* _Task item_
Please find the lines in the following records that hold "Sign", and copy them.

* _Entries shown_

# # # #

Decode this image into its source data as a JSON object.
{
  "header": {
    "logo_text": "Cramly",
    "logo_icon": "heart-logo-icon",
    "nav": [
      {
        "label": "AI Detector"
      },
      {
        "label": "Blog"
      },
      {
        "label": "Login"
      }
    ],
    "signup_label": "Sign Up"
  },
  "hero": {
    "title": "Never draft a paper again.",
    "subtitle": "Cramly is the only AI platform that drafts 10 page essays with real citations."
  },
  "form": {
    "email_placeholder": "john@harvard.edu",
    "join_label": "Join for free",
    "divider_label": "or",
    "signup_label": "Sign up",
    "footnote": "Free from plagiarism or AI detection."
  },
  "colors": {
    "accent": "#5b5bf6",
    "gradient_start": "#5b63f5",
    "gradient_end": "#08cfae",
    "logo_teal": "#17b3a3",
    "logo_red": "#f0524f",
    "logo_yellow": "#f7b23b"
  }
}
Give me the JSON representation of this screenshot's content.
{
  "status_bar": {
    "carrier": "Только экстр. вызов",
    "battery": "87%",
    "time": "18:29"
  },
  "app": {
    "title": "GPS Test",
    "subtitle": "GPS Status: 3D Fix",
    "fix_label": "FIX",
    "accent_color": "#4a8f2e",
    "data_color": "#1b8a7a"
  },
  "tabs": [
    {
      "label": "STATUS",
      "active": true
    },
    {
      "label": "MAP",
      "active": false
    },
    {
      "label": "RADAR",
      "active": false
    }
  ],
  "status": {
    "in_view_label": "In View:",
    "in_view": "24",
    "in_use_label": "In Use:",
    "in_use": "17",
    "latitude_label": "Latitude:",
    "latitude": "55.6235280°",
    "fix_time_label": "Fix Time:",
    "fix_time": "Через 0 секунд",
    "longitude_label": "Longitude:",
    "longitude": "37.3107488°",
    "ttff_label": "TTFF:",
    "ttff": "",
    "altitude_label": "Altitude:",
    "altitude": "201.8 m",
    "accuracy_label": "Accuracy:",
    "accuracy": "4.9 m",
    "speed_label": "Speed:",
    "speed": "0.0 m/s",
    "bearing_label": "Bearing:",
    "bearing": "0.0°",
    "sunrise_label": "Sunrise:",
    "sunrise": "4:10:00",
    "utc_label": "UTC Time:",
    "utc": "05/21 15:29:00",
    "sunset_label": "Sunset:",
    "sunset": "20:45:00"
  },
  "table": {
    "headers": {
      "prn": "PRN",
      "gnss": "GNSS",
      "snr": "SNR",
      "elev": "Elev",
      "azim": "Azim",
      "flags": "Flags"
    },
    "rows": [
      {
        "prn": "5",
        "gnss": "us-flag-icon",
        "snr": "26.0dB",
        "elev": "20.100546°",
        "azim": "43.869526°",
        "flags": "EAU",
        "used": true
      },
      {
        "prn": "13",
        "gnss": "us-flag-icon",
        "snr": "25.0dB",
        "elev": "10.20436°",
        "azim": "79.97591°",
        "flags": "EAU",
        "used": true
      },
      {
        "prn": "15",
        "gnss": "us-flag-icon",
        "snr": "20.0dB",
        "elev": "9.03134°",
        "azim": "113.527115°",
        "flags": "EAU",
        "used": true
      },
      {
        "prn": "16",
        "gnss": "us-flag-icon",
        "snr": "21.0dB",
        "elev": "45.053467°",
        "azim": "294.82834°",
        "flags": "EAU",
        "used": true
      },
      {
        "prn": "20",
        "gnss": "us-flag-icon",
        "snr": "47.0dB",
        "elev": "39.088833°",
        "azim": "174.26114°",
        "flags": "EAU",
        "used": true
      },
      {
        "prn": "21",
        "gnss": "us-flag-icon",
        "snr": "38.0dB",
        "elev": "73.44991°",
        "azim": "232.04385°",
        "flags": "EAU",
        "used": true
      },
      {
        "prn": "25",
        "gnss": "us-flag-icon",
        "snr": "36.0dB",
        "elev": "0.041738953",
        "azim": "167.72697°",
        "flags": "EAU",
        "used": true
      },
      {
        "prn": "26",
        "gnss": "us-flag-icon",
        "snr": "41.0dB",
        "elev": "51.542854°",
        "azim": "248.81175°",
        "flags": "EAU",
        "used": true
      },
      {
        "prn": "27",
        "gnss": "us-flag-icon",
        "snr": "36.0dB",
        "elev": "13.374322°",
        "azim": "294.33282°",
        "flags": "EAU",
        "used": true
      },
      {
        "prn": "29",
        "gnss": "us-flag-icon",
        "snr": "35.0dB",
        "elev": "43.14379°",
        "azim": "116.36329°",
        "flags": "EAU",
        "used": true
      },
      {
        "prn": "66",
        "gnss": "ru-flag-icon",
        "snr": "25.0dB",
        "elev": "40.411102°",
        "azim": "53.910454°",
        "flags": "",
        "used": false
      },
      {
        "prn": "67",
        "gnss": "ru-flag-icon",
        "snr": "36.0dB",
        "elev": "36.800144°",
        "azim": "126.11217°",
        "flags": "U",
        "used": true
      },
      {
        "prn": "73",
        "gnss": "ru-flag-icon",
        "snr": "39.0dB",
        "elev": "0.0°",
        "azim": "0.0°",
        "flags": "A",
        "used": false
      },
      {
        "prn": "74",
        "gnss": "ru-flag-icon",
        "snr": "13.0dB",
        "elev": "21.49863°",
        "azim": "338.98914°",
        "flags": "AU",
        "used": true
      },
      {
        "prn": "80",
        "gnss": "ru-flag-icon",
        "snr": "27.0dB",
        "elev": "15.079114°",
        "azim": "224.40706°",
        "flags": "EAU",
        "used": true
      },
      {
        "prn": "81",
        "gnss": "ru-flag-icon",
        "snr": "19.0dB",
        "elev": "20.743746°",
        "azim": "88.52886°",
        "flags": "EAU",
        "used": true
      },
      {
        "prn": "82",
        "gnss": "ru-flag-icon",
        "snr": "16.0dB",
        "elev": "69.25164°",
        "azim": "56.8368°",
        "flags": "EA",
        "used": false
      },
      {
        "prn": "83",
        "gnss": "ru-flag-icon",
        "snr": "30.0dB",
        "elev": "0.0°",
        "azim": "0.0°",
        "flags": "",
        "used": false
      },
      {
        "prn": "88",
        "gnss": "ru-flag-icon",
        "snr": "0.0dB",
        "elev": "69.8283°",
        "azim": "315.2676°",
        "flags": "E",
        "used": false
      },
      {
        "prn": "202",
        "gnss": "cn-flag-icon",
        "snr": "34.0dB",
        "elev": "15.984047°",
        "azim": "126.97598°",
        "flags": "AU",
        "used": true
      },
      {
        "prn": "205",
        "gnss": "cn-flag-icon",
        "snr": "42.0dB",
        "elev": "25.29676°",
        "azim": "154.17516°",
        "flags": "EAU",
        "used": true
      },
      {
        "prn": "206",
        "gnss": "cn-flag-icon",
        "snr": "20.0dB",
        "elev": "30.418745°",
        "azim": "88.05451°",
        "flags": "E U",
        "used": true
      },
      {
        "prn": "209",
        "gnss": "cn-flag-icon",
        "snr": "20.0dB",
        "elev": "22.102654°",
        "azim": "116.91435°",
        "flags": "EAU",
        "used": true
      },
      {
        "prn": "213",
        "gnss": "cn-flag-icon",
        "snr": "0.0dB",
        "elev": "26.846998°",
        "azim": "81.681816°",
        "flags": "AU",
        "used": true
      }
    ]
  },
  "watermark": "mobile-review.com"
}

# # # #

* _Response for this exercise_
    "signup_label": "Sign Up"
    "signup_label": "Sign up",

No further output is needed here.